Provided data ▸
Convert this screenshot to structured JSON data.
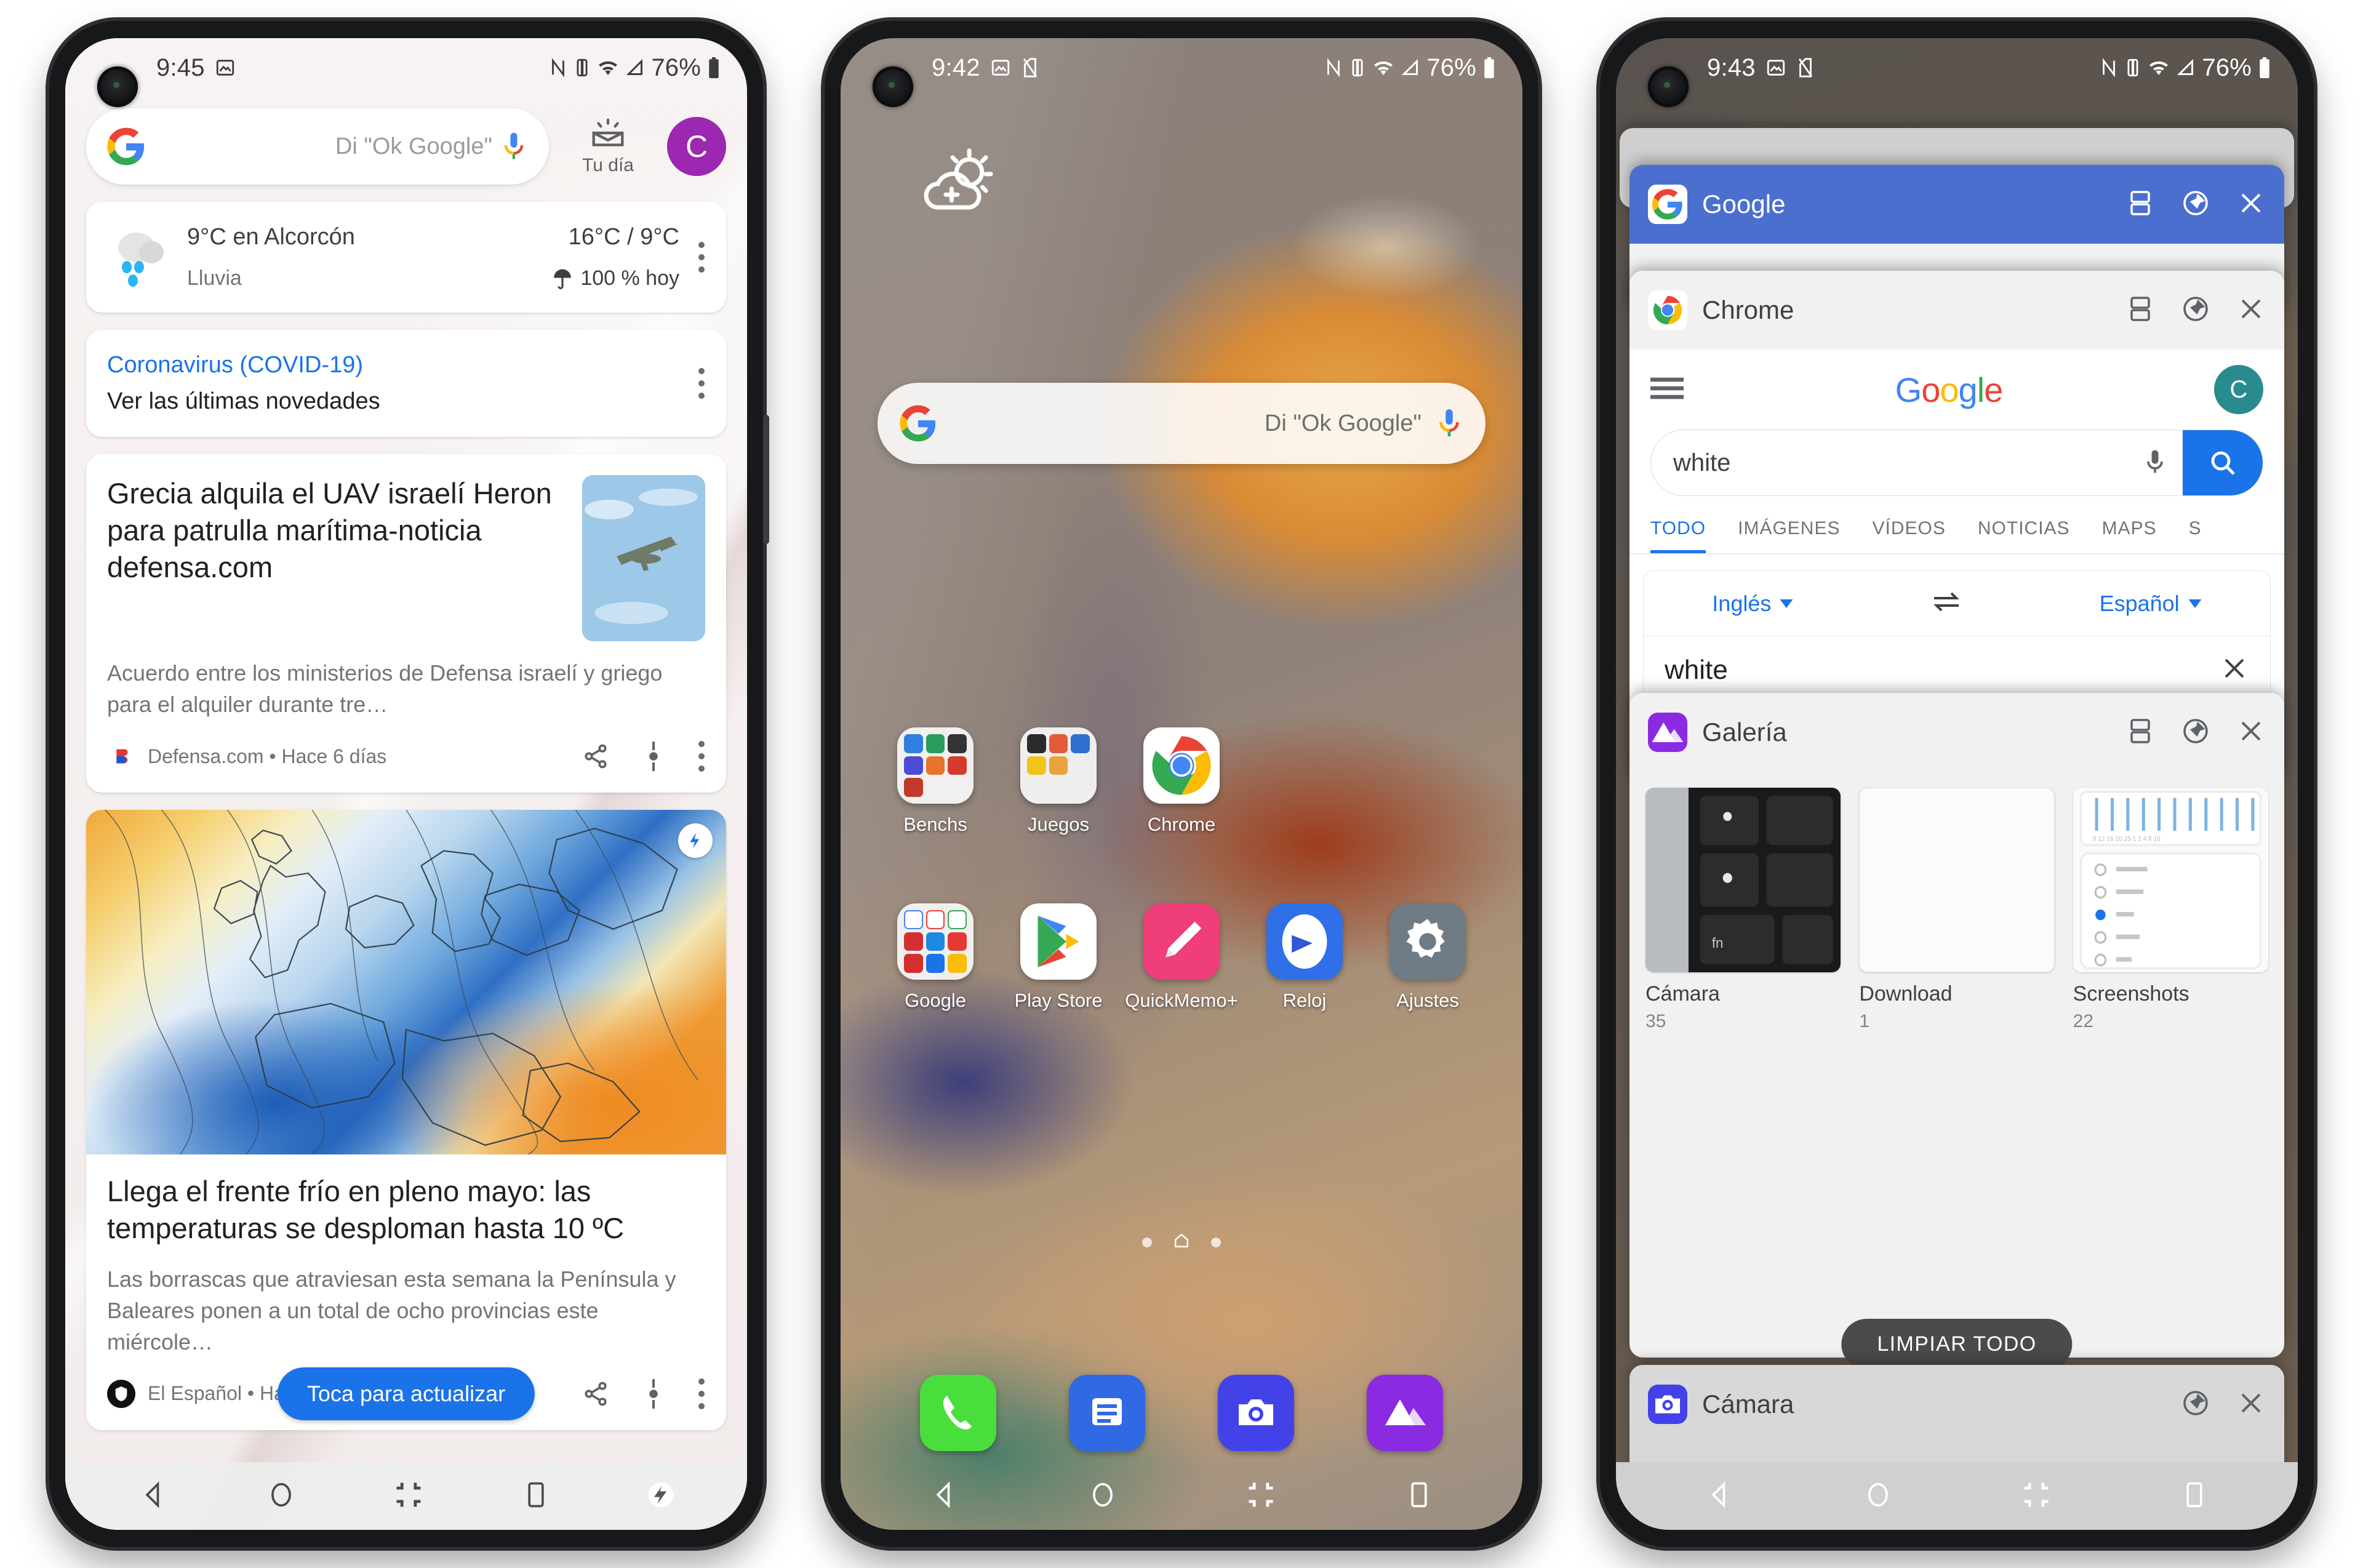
{
  "phones": [
    {
      "id": "phone-discover",
      "status_bar": {
        "time": "9:45",
        "battery_percent": "76%",
        "icons": [
          "screenshot-icon",
          "nfc-icon",
          "vibrate-icon",
          "wifi-icon",
          "signal-icon",
          "battery-icon"
        ]
      },
      "search": {
        "placeholder": "Di \"Ok Google\"",
        "mic_icon": "mic-icon",
        "google_logo": "google-g-icon",
        "your_day_label": "Tu día",
        "your_day_icon": "your-day-icon",
        "avatar_letter": "C",
        "avatar_color": "#9c27b0"
      },
      "weather_card": {
        "icon": "rain-cloud-icon",
        "temp_location": "9°C en Alcorcón",
        "condition": "Lluvia",
        "high_low": "16°C / 9°C",
        "rain_chance": "100 % hoy",
        "rain_icon": "umbrella-icon",
        "menu_icon": "kebab-menu-icon"
      },
      "covid_card": {
        "title": "Coronavirus (COVID-19)",
        "subtitle": "Ver las últimas novedades",
        "title_color": "#1a73e8",
        "menu_icon": "kebab-menu-icon"
      },
      "news_card": {
        "headline": "Grecia alquila el UAV israelí Heron para patrulla marítima-noticia defensa.com",
        "snippet": "Acuerdo entre los ministerios de Defensa israelí y griego para el alquiler durante tre…",
        "source": "Defensa.com • Hace 6 días",
        "thumb_alt": "drone-photo",
        "actions": [
          "share-icon",
          "more-vert-thin-icon",
          "kebab-menu-icon"
        ]
      },
      "feature_card": {
        "image_alt": "europe-temperature-map",
        "badge_icon": "lightning-bolt-icon",
        "headline": "Llega el frente frío en pleno mayo: las temperaturas se desploman hasta 10 ºC",
        "snippet": "Las borrascas que atraviesan esta semana la Península y Baleares ponen a un total de ocho provincias este miércole…",
        "source": "El Español • Hac",
        "refresh_button": "Toca para actualizar",
        "refresh_color": "#1a73e8"
      },
      "navbar": {
        "items": [
          "back-icon",
          "home-icon",
          "collapse-icon",
          "recents-icon",
          "quick-action-icon"
        ]
      }
    },
    {
      "id": "phone-home",
      "status_bar": {
        "time": "9:42",
        "battery_percent": "76%",
        "icons": [
          "screenshot-icon",
          "no-sim-icon",
          "nfc-icon",
          "vibrate-icon",
          "wifi-icon",
          "signal-icon",
          "battery-icon"
        ]
      },
      "weather_widget_icon": "cloud-sun-add-icon",
      "search": {
        "placeholder": "Di \"Ok Google\"",
        "google_logo": "google-g-icon",
        "mic_icon": "mic-icon"
      },
      "app_rows": [
        [
          {
            "label": "Benchs",
            "type": "folder"
          },
          {
            "label": "Juegos",
            "type": "folder"
          },
          {
            "label": "Chrome",
            "type": "app",
            "icon": "chrome-icon"
          }
        ],
        [
          {
            "label": "Google",
            "type": "folder"
          },
          {
            "label": "Play Store",
            "type": "app",
            "icon": "play-store-icon"
          },
          {
            "label": "QuickMemo+",
            "type": "app",
            "icon": "quickmemo-icon"
          },
          {
            "label": "Reloj",
            "type": "app",
            "icon": "clock-icon"
          },
          {
            "label": "Ajustes",
            "type": "app",
            "icon": "settings-gear-icon"
          }
        ]
      ],
      "page_dots": 3,
      "page_current": 1,
      "dock": [
        {
          "name": "phone-icon",
          "color": "#4ade3c"
        },
        {
          "name": "messages-icon",
          "color": "#3069e3"
        },
        {
          "name": "camera-icon",
          "color": "#4242e8"
        },
        {
          "name": "gallery-icon",
          "color": "#8a2be2"
        }
      ],
      "navbar": {
        "items": [
          "back-icon",
          "home-icon",
          "collapse-icon",
          "recents-icon"
        ]
      }
    },
    {
      "id": "phone-recents",
      "status_bar": {
        "time": "9:43",
        "battery_percent": "76%",
        "icons": [
          "screenshot-icon",
          "no-sim-icon",
          "nfc-icon",
          "vibrate-icon",
          "wifi-icon",
          "signal-icon",
          "battery-icon"
        ]
      },
      "cards": [
        {
          "title": "Google",
          "icon": "google-g-icon",
          "header_color": "#4a6fce",
          "controls": [
            "split-screen-icon",
            "pin-icon",
            "close-icon"
          ]
        },
        {
          "title": "Chrome",
          "icon": "chrome-icon",
          "header_color": "#f1f1f1",
          "controls": [
            "split-screen-icon",
            "pin-icon",
            "close-icon"
          ],
          "content": {
            "menu_icon": "hamburger-menu-icon",
            "logo": "Google",
            "avatar_letter": "C",
            "avatar_color": "#2a8b8f",
            "search_value": "white",
            "mic_icon": "mic-icon",
            "search_icon": "search-icon",
            "tabs": [
              "TODO",
              "IMÁGENES",
              "VÍDEOS",
              "NOTICIAS",
              "MAPS",
              "S"
            ],
            "active_tab": "TODO",
            "translate": {
              "source_lang": "Inglés",
              "swap_icon": "swap-icon",
              "target_lang": "Español",
              "input_value": "white",
              "clear_icon": "close-icon"
            }
          }
        },
        {
          "title": "Galería",
          "icon": "gallery-icon",
          "header_color": "#f1f1f1",
          "controls": [
            "split-screen-icon",
            "pin-icon",
            "close-icon"
          ],
          "albums": [
            {
              "name": "Cámara",
              "count": "35",
              "thumb": "keyboard-photo"
            },
            {
              "name": "Download",
              "count": "1",
              "thumb": "blank-photo"
            },
            {
              "name": "Screenshots",
              "count": "22",
              "thumb": "equalizer-screenshot"
            }
          ]
        },
        {
          "title": "Cámara",
          "icon": "camera-icon",
          "header_color": "#d8d8d8",
          "controls": [
            "pin-icon",
            "close-icon"
          ]
        }
      ],
      "clear_all_button": "LIMPIAR TODO",
      "navbar": {
        "items": [
          "back-icon",
          "home-icon",
          "collapse-icon",
          "recents-icon"
        ]
      }
    }
  ]
}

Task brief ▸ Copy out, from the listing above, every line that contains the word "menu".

Exercise solution ▸
        "menu_icon": "kebab-menu-icon"
        "menu_icon": "kebab-menu-icon"
          "kebab-menu-icon"
            "menu_icon": "hamburger-menu-icon",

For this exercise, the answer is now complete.